Then on “You Go To My Head,” we get one of the noisier tracks on the album. This song is full of punchy bass, quirky little synth pops and a cheesy 80s sax solo. But underneath it all, I think there’s still traces of good songwriting here. Again, with a different arrangement, I think this song could have found its way into the world as maybe a Little Earthquakes b-side. That being said, this is another track Tori has never revisited in concert, so maybe she doesn’t quite see the potential.
The album wraps up with the nearly seven minute long “Etienne Trilogy.” To be fair, calling this a trilogy is a bit generous, or maybe even pretentious. The first section, called “The Highlands,” is a minute and a half long instrumental passage, highlighted by rising synth strings, similar to the opening of “Where The Streets Have No Name” by U2. It’s pretty enough, I guess, but as it blends into part two of the trilogy, there’s no clear reason why these pieces should be connected.
But you’ll forgive that musical non-sequitur almost immediately because “Etienne” finally gives Tori a chance to do what she does best. It seems almost fitting that the album would end with a beautiful piano ballad… sort of a sign of what was to come. This was unplanned, of course, but in retrospect it makes for a nice transition to her solo work.
And it would have been fine to end the album there, but, this is a trilogy, so we still need part three, which is a minute of superfluous bagpipe solo. And honestly, isn’t about 90% of all bagpipe superfluous?
In the end, I don’t think it has ever been fair to say that Y Kant Tori Read was a bad album. But make no mistake, it’s not a good album, either. And that was kind of the problem. In 1988, this was a debut album… a new artist trying to make an impression on listeners and, maybe even more importantly, radio programmers. There just wasn’t enough of a fresh or new sound here to elevate the music above everything else that was out there at the time.

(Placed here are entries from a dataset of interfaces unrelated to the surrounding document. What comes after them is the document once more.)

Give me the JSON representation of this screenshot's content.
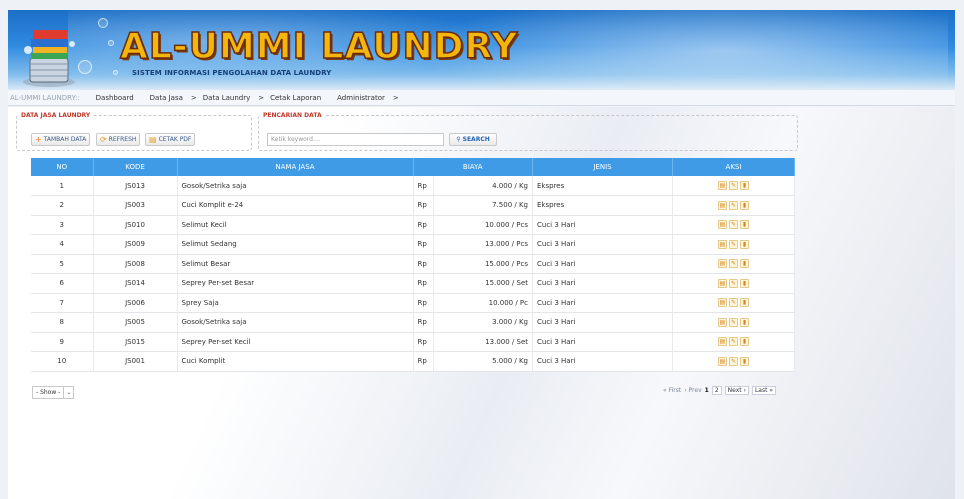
{
  "header": {
    "title": "AL-UMMI LAUNDRY",
    "subtitle": "SISTEM INFORMASI PENGOLAHAN DATA LAUNDRY"
  },
  "nav": {
    "breadcrumb": "AL-UMMI LAUNDRY::",
    "items": [
      {
        "label": "Dashboard",
        "arrow": ""
      },
      {
        "label": "Data Jasa",
        "arrow": ">"
      },
      {
        "label": "Data Laundry",
        "arrow": ">"
      },
      {
        "label": "Cetak Laporan",
        "arrow": ""
      },
      {
        "label": "Administrator",
        "arrow": ">"
      }
    ]
  },
  "panel": {
    "legend": "DATA JASA LAUNDRY",
    "add_label": "TAMBAH DATA",
    "refresh_label": "REFRESH",
    "pdf_label": "CETAK PDF"
  },
  "search": {
    "legend": "PENCARIAN DATA",
    "placeholder": "Ketik keyword....",
    "button_label": "SEARCH"
  },
  "table": {
    "headers": [
      "NO",
      "KODE",
      "NAMA JASA",
      "BIAYA",
      "JENIS",
      "AKSI"
    ],
    "rows": [
      {
        "no": "1",
        "kode": "JS013",
        "nama": "Gosok/Setrika saja",
        "rp": "Rp",
        "biaya": "4.000 / Kg",
        "jenis": "Ekspres"
      },
      {
        "no": "2",
        "kode": "JS003",
        "nama": "Cuci Komplit e-24",
        "rp": "Rp",
        "biaya": "7.500 / Kg",
        "jenis": "Ekspres"
      },
      {
        "no": "3",
        "kode": "JS010",
        "nama": "Selimut Kecil",
        "rp": "Rp",
        "biaya": "10.000 / Pcs",
        "jenis": "Cuci 3 Hari"
      },
      {
        "no": "4",
        "kode": "JS009",
        "nama": "Selimut Sedang",
        "rp": "Rp",
        "biaya": "13.000 / Pcs",
        "jenis": "Cuci 3 Hari"
      },
      {
        "no": "5",
        "kode": "JS008",
        "nama": "Selimut Besar",
        "rp": "Rp",
        "biaya": "15.000 / Pcs",
        "jenis": "Cuci 3 Hari"
      },
      {
        "no": "6",
        "kode": "JS014",
        "nama": "Seprey Per-set Besar",
        "rp": "Rp",
        "biaya": "15.000 / Set",
        "jenis": "Cuci 3 Hari"
      },
      {
        "no": "7",
        "kode": "JS006",
        "nama": "Sprey Saja",
        "rp": "Rp",
        "biaya": "10.000 / Pc",
        "jenis": "Cuci 3 Hari"
      },
      {
        "no": "8",
        "kode": "JS005",
        "nama": "Gosok/Setrika saja",
        "rp": "Rp",
        "biaya": "3.000 / Kg",
        "jenis": "Cuci 3 Hari"
      },
      {
        "no": "9",
        "kode": "JS015",
        "nama": "Seprey Per-set Kecil",
        "rp": "Rp",
        "biaya": "13.000 / Set",
        "jenis": "Cuci 3 Hari"
      },
      {
        "no": "10",
        "kode": "JS001",
        "nama": "Cuci Komplit",
        "rp": "Rp",
        "biaya": "5.000 / Kg",
        "jenis": "Cuci 3 Hari"
      }
    ],
    "action_icons": [
      "print-icon",
      "edit-icon",
      "delete-icon"
    ]
  },
  "footer": {
    "show_label": "- Show -",
    "pager": {
      "first": "« First",
      "prev": "‹ Prev",
      "pages": [
        "1",
        "2"
      ],
      "current": "1",
      "next": "Next ›",
      "last": "Last »"
    }
  },
  "colors": {
    "header_blue": "#2f8ae0",
    "title_gold": "#f3b60c",
    "table_header": "#3f9be6",
    "legend_red": "#c0392b"
  }
}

And just a couple years later, grunge music would explode and make the sound of Y Kant Tori Read utterly obsolete. On the other hand, how might this so-called band have fared if they’d come out in the mid 90s instead? In the wake of Alanis Morissette’s huge success with Jagged Little Pill, there was a market for the angry, empowered, female rocker. Y Kant Tori Read might have fit in well with that emerging genre.
So we’re probably lucky that Tori Amos found herself and her sound when she did. When Little Earthquakes came out in 1992, it was the antithesis of grunge. And on top of that, it was an album that rejected the hyper sexualized image of women in popular music. It would be part of a wave of singer songwriters about to create a new genre. And even though Tori Amos never participated in Lilith Fair, I think it is fair to say she helped lay the foundation upon which that movement was built. That’s not to say that if Y Kant Tori Read had not evolved into Tori Amos we wouldn’t have gotten Lilith Fair. But I do think it is unlikely Y Kant Tori Read… the band… would have developed a meaningful musical legacy as rich as what has come from Tori Amos, the solo artist.
But at the same time, the world may not have discovered the music of Tori Amos had she not grown and evolved artistically from the failure and experience of Y Kant Tori Read. Little Earthquakes was a reinvention that required Tori Amos to emerge from a very different place. Today, I’m happy to see she has embraced her genesis and is truly offering this music to her fans for the first time.
So I’m giving Y Kant Tori Read a rating of 5 out of 10. But that’s for the music on its own. In terms of the album’s importance in the evolution of Tori Amos, it may very well be a 10.